(Data entries)
--- --- ---
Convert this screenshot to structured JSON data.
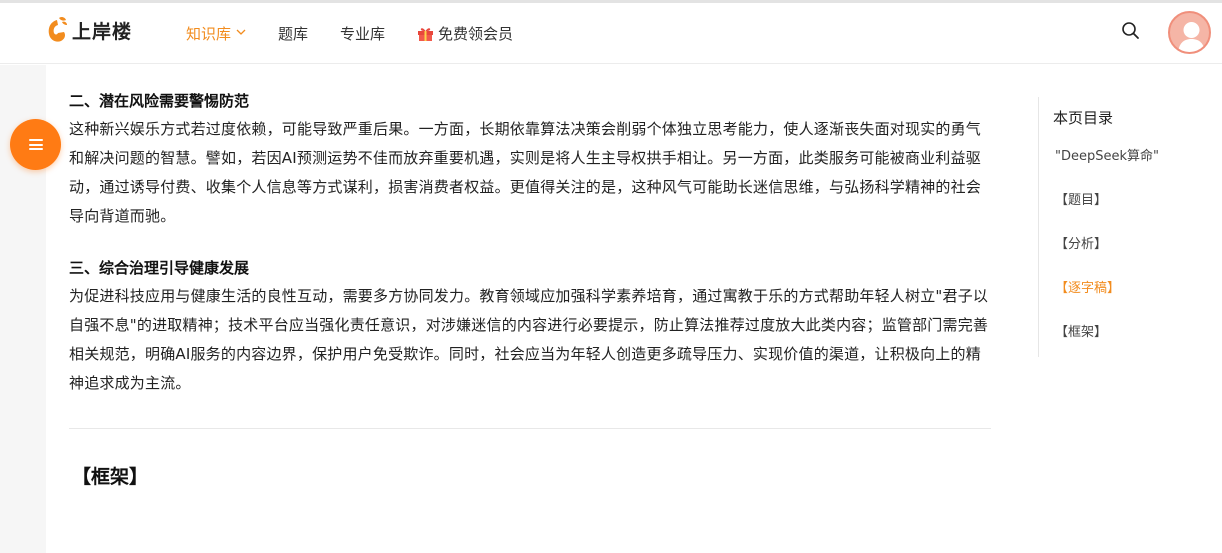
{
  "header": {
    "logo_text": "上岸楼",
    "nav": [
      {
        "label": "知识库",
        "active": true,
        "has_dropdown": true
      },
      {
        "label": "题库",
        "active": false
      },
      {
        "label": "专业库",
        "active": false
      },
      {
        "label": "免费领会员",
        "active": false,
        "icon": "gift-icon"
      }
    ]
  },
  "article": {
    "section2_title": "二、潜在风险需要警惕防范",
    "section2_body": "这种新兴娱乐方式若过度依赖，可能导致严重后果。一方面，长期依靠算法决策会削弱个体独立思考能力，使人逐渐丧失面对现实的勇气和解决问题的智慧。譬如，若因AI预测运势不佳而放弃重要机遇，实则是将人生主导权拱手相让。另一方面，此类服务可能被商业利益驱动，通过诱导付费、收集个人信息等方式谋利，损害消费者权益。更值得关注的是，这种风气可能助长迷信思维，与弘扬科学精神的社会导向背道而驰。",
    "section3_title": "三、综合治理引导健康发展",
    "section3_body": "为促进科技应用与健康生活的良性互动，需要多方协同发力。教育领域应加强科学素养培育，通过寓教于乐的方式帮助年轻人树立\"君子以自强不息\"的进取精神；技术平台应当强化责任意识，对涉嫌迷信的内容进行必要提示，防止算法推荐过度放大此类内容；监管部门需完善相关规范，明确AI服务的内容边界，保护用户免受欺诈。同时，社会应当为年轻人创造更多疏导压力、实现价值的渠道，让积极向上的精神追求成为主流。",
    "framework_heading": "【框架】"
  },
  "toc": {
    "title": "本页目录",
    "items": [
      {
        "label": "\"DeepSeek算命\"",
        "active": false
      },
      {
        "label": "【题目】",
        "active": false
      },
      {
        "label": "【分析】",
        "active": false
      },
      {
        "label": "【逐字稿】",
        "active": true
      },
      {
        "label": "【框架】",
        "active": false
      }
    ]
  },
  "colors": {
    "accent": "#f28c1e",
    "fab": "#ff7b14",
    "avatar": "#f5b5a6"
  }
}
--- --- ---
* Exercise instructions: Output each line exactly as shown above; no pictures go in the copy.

* Answer box:
Convert this screenshot to structured JSON data.
{
  "header": {
    "logo_text": "上岸楼",
    "nav": [
      {
        "label": "知识库",
        "active": true,
        "has_dropdown": true
      },
      {
        "label": "题库",
        "active": false
      },
      {
        "label": "专业库",
        "active": false
      },
      {
        "label": "免费领会员",
        "active": false,
        "icon": "gift-icon"
      }
    ]
  },
  "article": {
    "section2_title": "二、潜在风险需要警惕防范",
    "section2_body": "这种新兴娱乐方式若过度依赖，可能导致严重后果。一方面，长期依靠算法决策会削弱个体独立思考能力，使人逐渐丧失面对现实的勇气和解决问题的智慧。譬如，若因AI预测运势不佳而放弃重要机遇，实则是将人生主导权拱手相让。另一方面，此类服务可能被商业利益驱动，通过诱导付费、收集个人信息等方式谋利，损害消费者权益。更值得关注的是，这种风气可能助长迷信思维，与弘扬科学精神的社会导向背道而驰。",
    "section3_title": "三、综合治理引导健康发展",
    "section3_body": "为促进科技应用与健康生活的良性互动，需要多方协同发力。教育领域应加强科学素养培育，通过寓教于乐的方式帮助年轻人树立\"君子以自强不息\"的进取精神；技术平台应当强化责任意识，对涉嫌迷信的内容进行必要提示，防止算法推荐过度放大此类内容；监管部门需完善相关规范，明确AI服务的内容边界，保护用户免受欺诈。同时，社会应当为年轻人创造更多疏导压力、实现价值的渠道，让积极向上的精神追求成为主流。",
    "framework_heading": "【框架】"
  },
  "toc": {
    "title": "本页目录",
    "items": [
      {
        "label": "\"DeepSeek算命\"",
        "active": false
      },
      {
        "label": "【题目】",
        "active": false
      },
      {
        "label": "【分析】",
        "active": false
      },
      {
        "label": "【逐字稿】",
        "active": true
      },
      {
        "label": "【框架】",
        "active": false
      }
    ]
  },
  "colors": {
    "accent": "#f28c1e",
    "fab": "#ff7b14",
    "avatar": "#f5b5a6"
  }
}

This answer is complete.